--- DATA RECORDS Enclosed Below ---

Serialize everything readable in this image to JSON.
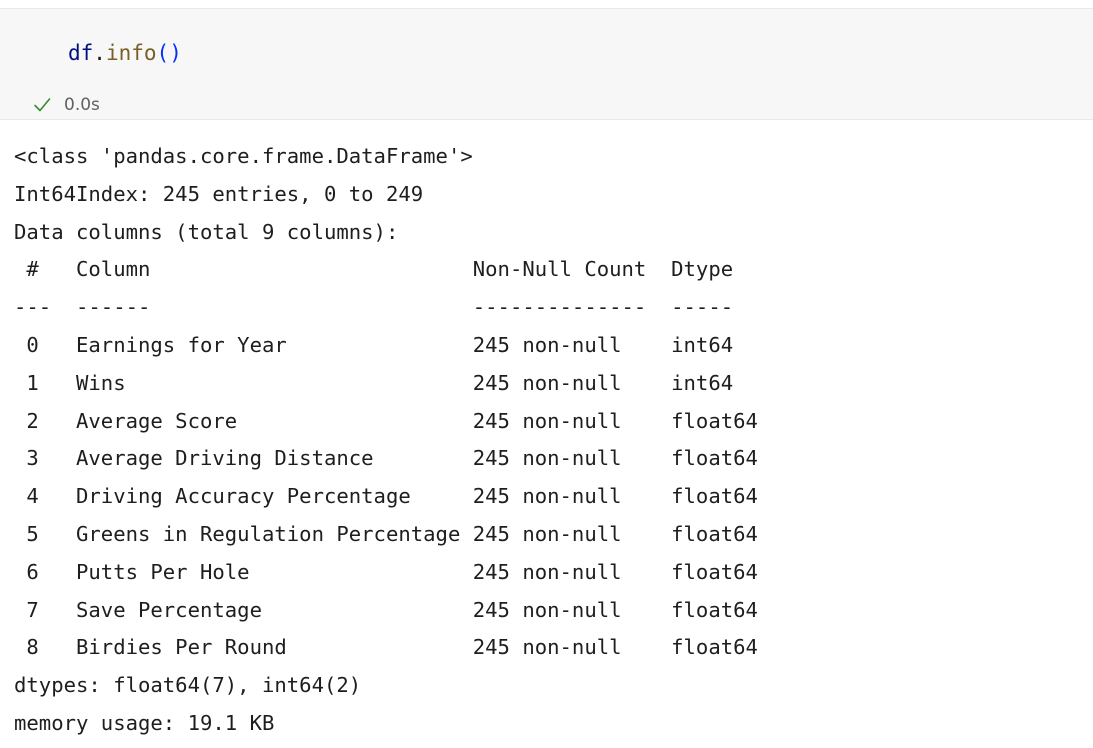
{
  "cell": {
    "code": {
      "object_name": "df",
      "dot": ".",
      "method_name": "info",
      "open_paren": "(",
      "close_paren": ")"
    },
    "status": {
      "icon": "check-icon",
      "icon_color": "#388a34",
      "duration": "0.0s"
    },
    "output_lines": [
      "<class 'pandas.core.frame.DataFrame'>",
      "Int64Index: 245 entries, 0 to 249",
      "Data columns (total 9 columns):",
      " #   Column                          Non-Null Count  Dtype  ",
      "---  ------                          --------------  -----  ",
      " 0   Earnings for Year               245 non-null    int64  ",
      " 1   Wins                            245 non-null    int64  ",
      " 2   Average Score                   245 non-null    float64",
      " 3   Average Driving Distance        245 non-null    float64",
      " 4   Driving Accuracy Percentage     245 non-null    float64",
      " 5   Greens in Regulation Percentage 245 non-null    float64",
      " 6   Putts Per Hole                  245 non-null    float64",
      " 7   Save Percentage                 245 non-null    float64",
      " 8   Birdies Per Round               245 non-null    float64",
      "dtypes: float64(7), int64(2)",
      "memory usage: 19.1 KB"
    ]
  },
  "colors": {
    "input_background": "#f7f7f7",
    "output_text": "#1e1e1e",
    "variable": "#001080",
    "function": "#795e26",
    "paren": "#0431fa",
    "muted_text": "#616161"
  }
}
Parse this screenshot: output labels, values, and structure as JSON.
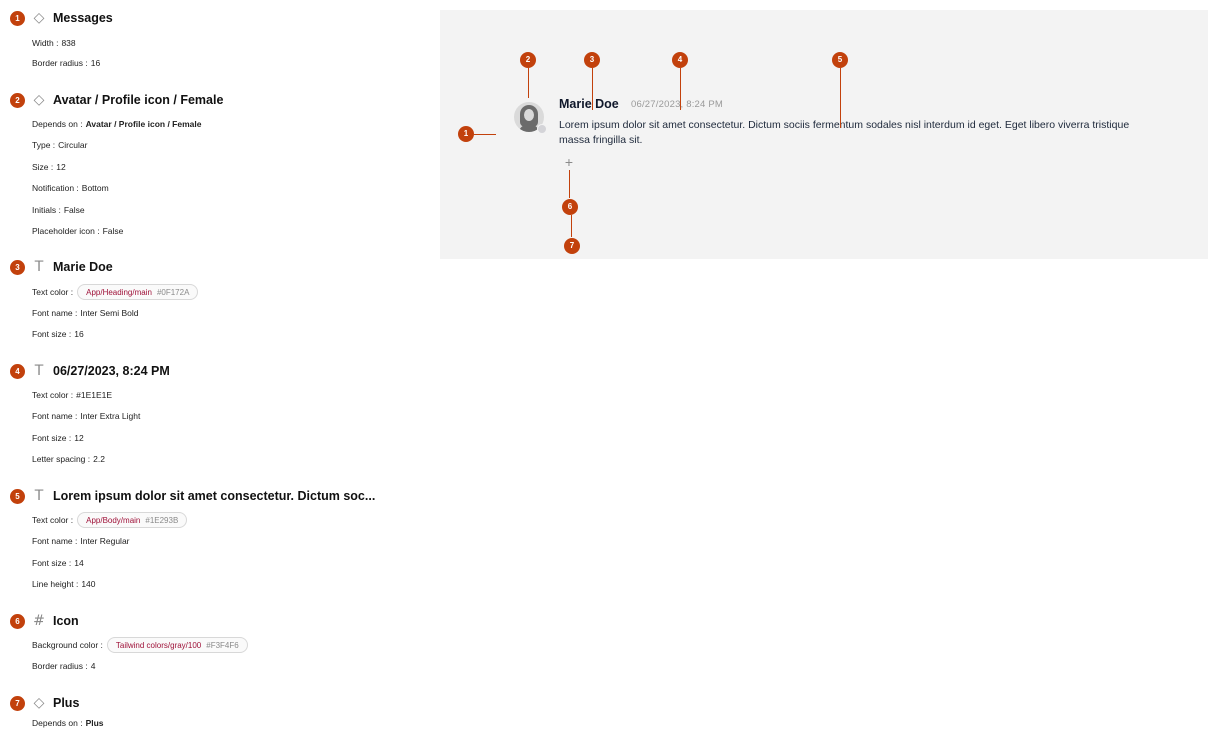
{
  "spec": {
    "sections": [
      {
        "num": "1",
        "glyph": "diamond-icon",
        "title": "Messages",
        "props": [
          {
            "label": "Width :",
            "value": "838"
          },
          {
            "label": "Border radius :",
            "value": "16"
          }
        ]
      },
      {
        "num": "2",
        "glyph": "diamond-icon",
        "title": "Avatar / Profile icon / Female",
        "props": [
          {
            "label": "Depends on :",
            "value": "Avatar / Profile icon / Female",
            "bold": true
          },
          {
            "label": "Type :",
            "value": "Circular"
          },
          {
            "label": "Size :",
            "value": "12"
          },
          {
            "label": "Notification :",
            "value": "Bottom"
          },
          {
            "label": "Initials :",
            "value": "False"
          },
          {
            "label": "Placeholder icon :",
            "value": "False"
          }
        ]
      },
      {
        "num": "3",
        "glyph": "text-icon",
        "title": "Marie Doe",
        "props": [
          {
            "label": "Text color :",
            "token": "App/Heading/main",
            "hex": "#0F172A"
          },
          {
            "label": "Font name :",
            "value": "Inter Semi Bold"
          },
          {
            "label": "Font size :",
            "value": "16"
          }
        ]
      },
      {
        "num": "4",
        "glyph": "text-icon",
        "title": "06/27/2023, 8:24 PM",
        "props": [
          {
            "label": "Text color :",
            "value": "#1E1E1E"
          },
          {
            "label": "Font name :",
            "value": "Inter Extra Light"
          },
          {
            "label": "Font size :",
            "value": "12"
          },
          {
            "label": "Letter spacing :",
            "value": "2.2"
          }
        ]
      },
      {
        "num": "5",
        "glyph": "text-icon",
        "title": "Lorem ipsum dolor sit amet consectetur. Dictum soc...",
        "props": [
          {
            "label": "Text color :",
            "token": "App/Body/main",
            "hex": "#1E293B"
          },
          {
            "label": "Font name :",
            "value": "Inter Regular"
          },
          {
            "label": "Font size :",
            "value": "14"
          },
          {
            "label": "Line height :",
            "value": "140"
          }
        ]
      },
      {
        "num": "6",
        "glyph": "frame-icon",
        "title": "Icon",
        "props": [
          {
            "label": "Background color :",
            "token": "Tailwind colors/gray/100",
            "hex": "#F3F4F6"
          },
          {
            "label": "Border radius :",
            "value": "4"
          }
        ]
      },
      {
        "num": "7",
        "glyph": "diamond-icon",
        "title": "Plus",
        "props": [
          {
            "label": "Depends on :",
            "value": "Plus",
            "bold": true
          }
        ]
      }
    ]
  },
  "preview": {
    "name": "Marie Doe",
    "time": "06/27/2023, 8:24 PM",
    "body": "Lorem ipsum dolor sit amet consectetur. Dictum sociis fermentum sodales nisl interdum id eget. Eget libero viverra tristique massa fringilla sit.",
    "plus": "+",
    "avatar": "avatar-female-icon",
    "pins": [
      "1",
      "2",
      "3",
      "4",
      "5",
      "6",
      "7"
    ]
  },
  "colors": {
    "accent": "#c2410c",
    "heading": "#0F172A",
    "body": "#1E293B",
    "token": "#9f1239",
    "panel_bg": "#f3f3f3"
  }
}
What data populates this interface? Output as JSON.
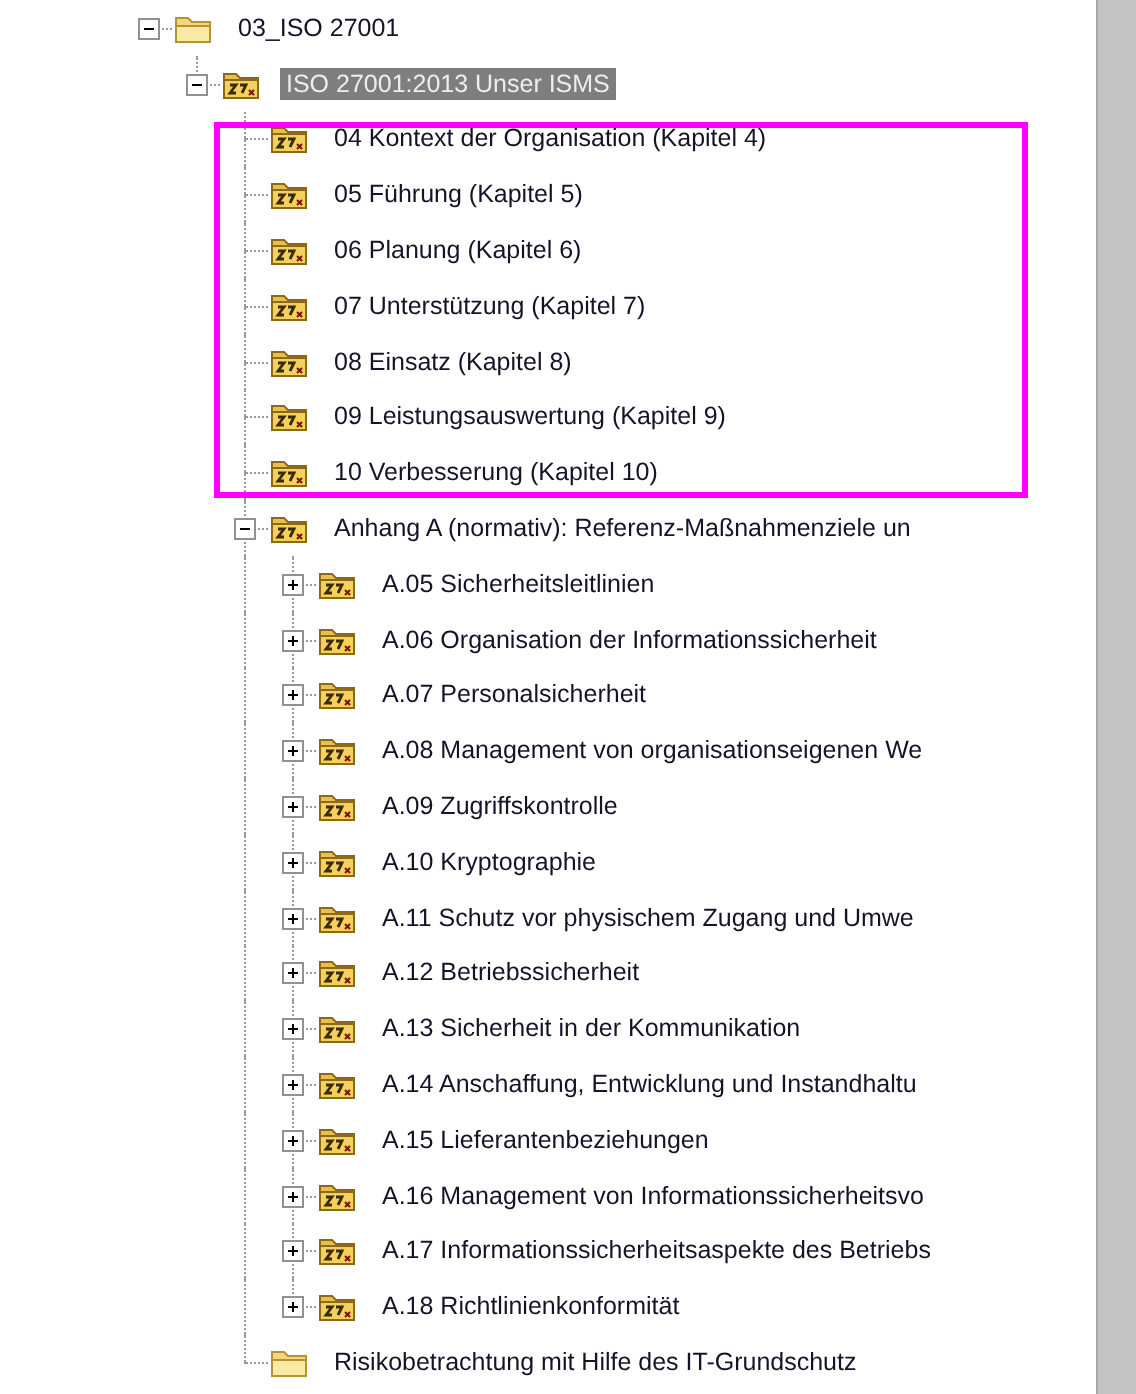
{
  "tree": [
    {
      "label": "03_ISO 27001",
      "kind": "folder",
      "expanded": true,
      "selected": false,
      "children": [
        {
          "label": "ISO 27001:2013 Unser ISMS",
          "kind": "iso-folder",
          "expanded": true,
          "selected": true,
          "children": [
            {
              "label": "04 Kontext der Organisation (Kapitel 4)",
              "kind": "iso-folder",
              "selected": false,
              "highlighted": true
            },
            {
              "label": "05 Führung (Kapitel 5)",
              "kind": "iso-folder",
              "selected": false,
              "highlighted": true
            },
            {
              "label": "06 Planung (Kapitel 6)",
              "kind": "iso-folder",
              "selected": false,
              "highlighted": true
            },
            {
              "label": "07 Unterstützung (Kapitel 7)",
              "kind": "iso-folder",
              "selected": false,
              "highlighted": true
            },
            {
              "label": "08 Einsatz (Kapitel 8)",
              "kind": "iso-folder",
              "selected": false,
              "highlighted": true
            },
            {
              "label": "09 Leistungsauswertung (Kapitel 9)",
              "kind": "iso-folder",
              "selected": false,
              "highlighted": true
            },
            {
              "label": "10 Verbesserung (Kapitel 10)",
              "kind": "iso-folder",
              "selected": false,
              "highlighted": true
            },
            {
              "label": "Anhang A (normativ): Referenz-Maßnahmenziele un",
              "kind": "iso-folder",
              "expanded": true,
              "selected": false,
              "highlighted": false,
              "children": [
                {
                  "label": "A.05 Sicherheitsleitlinien",
                  "kind": "iso-folder",
                  "expanded": false,
                  "selected": false
                },
                {
                  "label": "A.06 Organisation der Informationssicherheit",
                  "kind": "iso-folder",
                  "expanded": false,
                  "selected": false
                },
                {
                  "label": "A.07 Personalsicherheit",
                  "kind": "iso-folder",
                  "expanded": false,
                  "selected": false
                },
                {
                  "label": "A.08 Management von organisationseigenen We",
                  "kind": "iso-folder",
                  "expanded": false,
                  "selected": false
                },
                {
                  "label": "A.09 Zugriffskontrolle",
                  "kind": "iso-folder",
                  "expanded": false,
                  "selected": false
                },
                {
                  "label": "A.10 Kryptographie",
                  "kind": "iso-folder",
                  "expanded": false,
                  "selected": false
                },
                {
                  "label": "A.11 Schutz vor physischem Zugang und Umwe",
                  "kind": "iso-folder",
                  "expanded": false,
                  "selected": false
                },
                {
                  "label": "A.12 Betriebssicherheit",
                  "kind": "iso-folder",
                  "expanded": false,
                  "selected": false
                },
                {
                  "label": "A.13 Sicherheit in der Kommunikation",
                  "kind": "iso-folder",
                  "expanded": false,
                  "selected": false
                },
                {
                  "label": "A.14 Anschaffung, Entwicklung und Instandhaltu",
                  "kind": "iso-folder",
                  "expanded": false,
                  "selected": false
                },
                {
                  "label": "A.15 Lieferantenbeziehungen",
                  "kind": "iso-folder",
                  "expanded": false,
                  "selected": false
                },
                {
                  "label": "A.16 Management von Informationssicherheitsvo",
                  "kind": "iso-folder",
                  "expanded": false,
                  "selected": false
                },
                {
                  "label": "A.17 Informationssicherheitsaspekte des Betriebs",
                  "kind": "iso-folder",
                  "expanded": false,
                  "selected": false
                },
                {
                  "label": "A.18 Richtlinienkonformität",
                  "kind": "iso-folder",
                  "expanded": false,
                  "selected": false
                }
              ]
            },
            {
              "label": "Risikobetrachtung mit Hilfe des IT-Grundschutz",
              "kind": "folder",
              "selected": false,
              "highlighted": false
            }
          ]
        }
      ]
    }
  ]
}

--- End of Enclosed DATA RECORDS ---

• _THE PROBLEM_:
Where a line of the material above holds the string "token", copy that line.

• _FINISHED TASK_:
            "token": "App/Heading/main",
            "token": "App/Body/main",
            "token": "Tailwind colors/gray/100",
    "token": "#9f1239",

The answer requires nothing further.